Admission requirements

MSc International Relations and Diplomacy students.


This course covers research design in political science and thus methods enabling to effectively address a research problem. It focuses on practical issues of conducting research, such as choosing a topic, formulating a research question, generating testable hypotheses, operationalizing concepts and finding relevant data, choosing an empirical strategy, combining various research methods, communicating research output etc. Furthermore, this course reviews several research methods, both qualitative and quantitative, and introduces learners to numerous data-gathering methods/tools.

Course objectives

By the end of this course, the learners will be able to (1) formulate a research question and assess its social and academic relevance, (2) develop testable hypotheses, (3) decide on a proper research strategy to answer a research question (qualitative vs. quantitative research strategy, mixed-methods approach), (4) apply several novel data-gathering/collection tools, and (5) effectively communicate research outcomes.


See the link at the front page of this programme

Mode of instruction

Lectures, class discussion, self-study (including homework assignments)

Course Load

5 EC

Assessment method

Final grades are calculated based on five components:
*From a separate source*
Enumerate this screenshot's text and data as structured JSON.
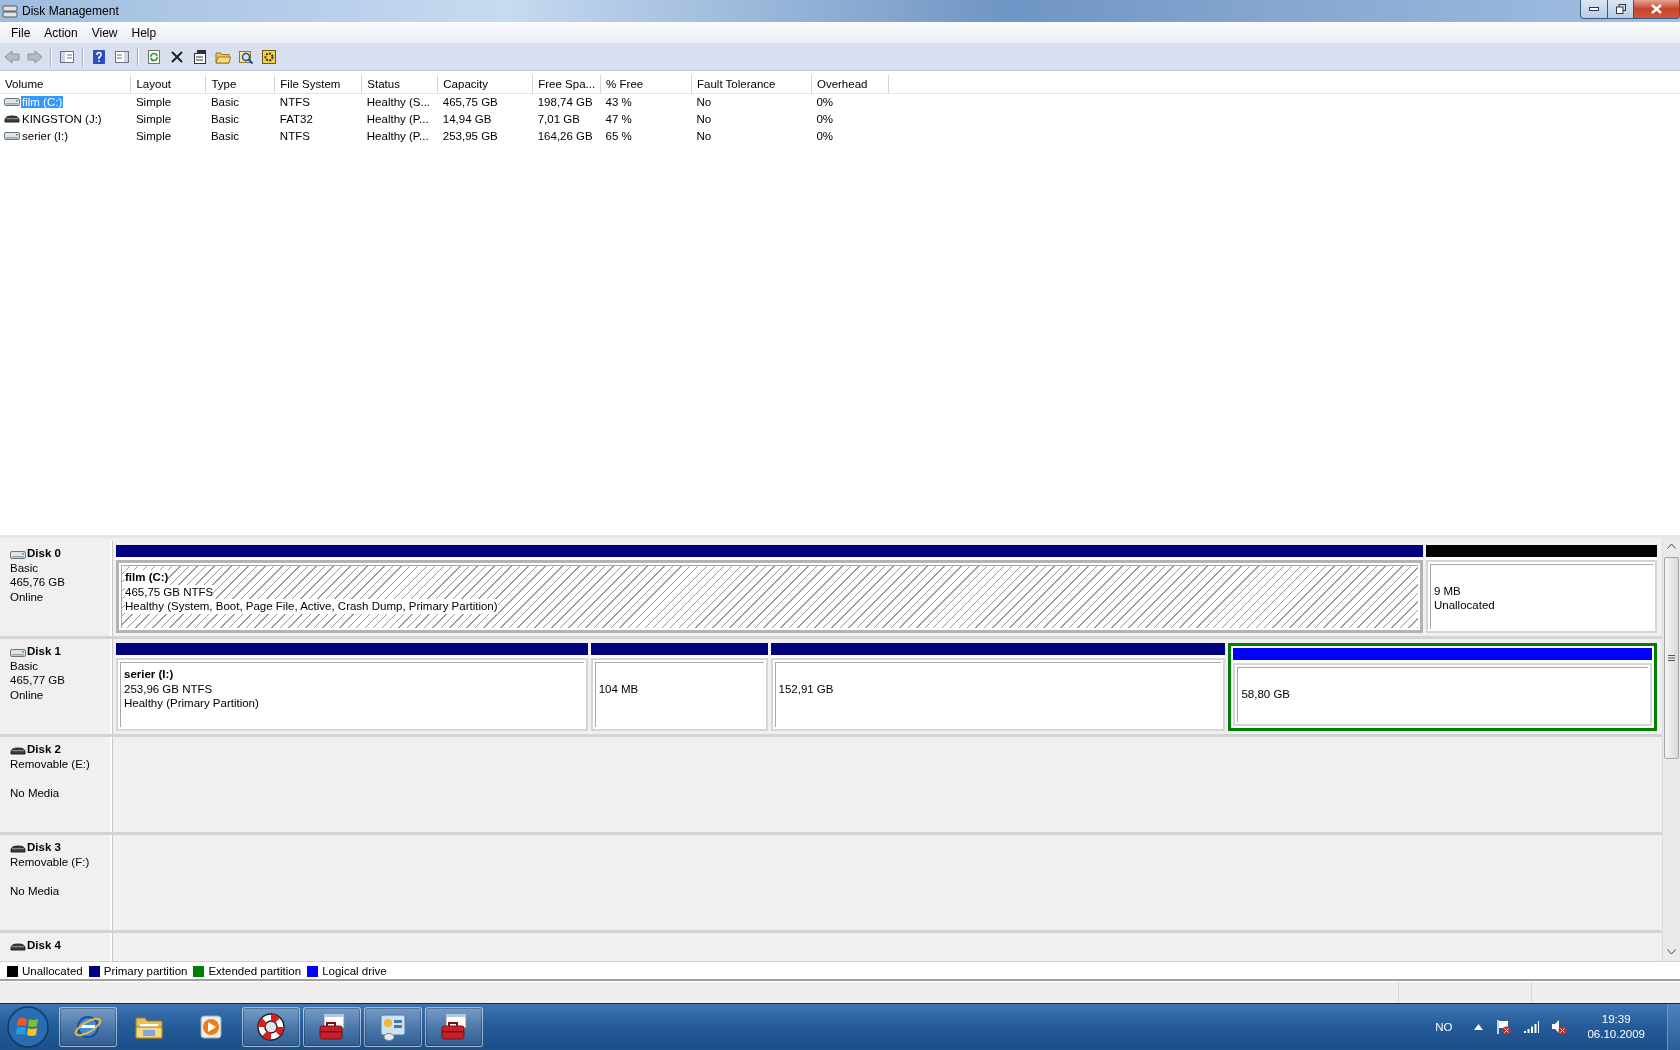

  • Short paper (10%),

  • Peer review (10%),

  • In-class presentation (20%),

  • Homework (30%),

  • Seminar paper (30%).

Details for submitting papers (deadlines) are posted on Blackboard.

You can find more information about assessments and the timetable exams on the website.
Details for submitting papers (deadlines) are posted on Blackboard.


To be announced.

Reading list

Gary King, Robert Keohane, and Sidney Verba (1994). Designing Social Inquiry: Scientific Inference in Qualitative Research. Princeton University Press
Academic articles announced before the lectures.


Use both uSis and Blackboard to register for every course.
Register for every course and workgroup via uSis. Some courses and workgroups have a limited number of participants, so register on time (before the course starts). In uSis you can access your personal schedule and view your results. Registration in uSis is possible from four weeks before the start of the course.
Also register for every course in Blackboard. Important information about the course is posted here.


Dr. Jaroslaw Kantorowicz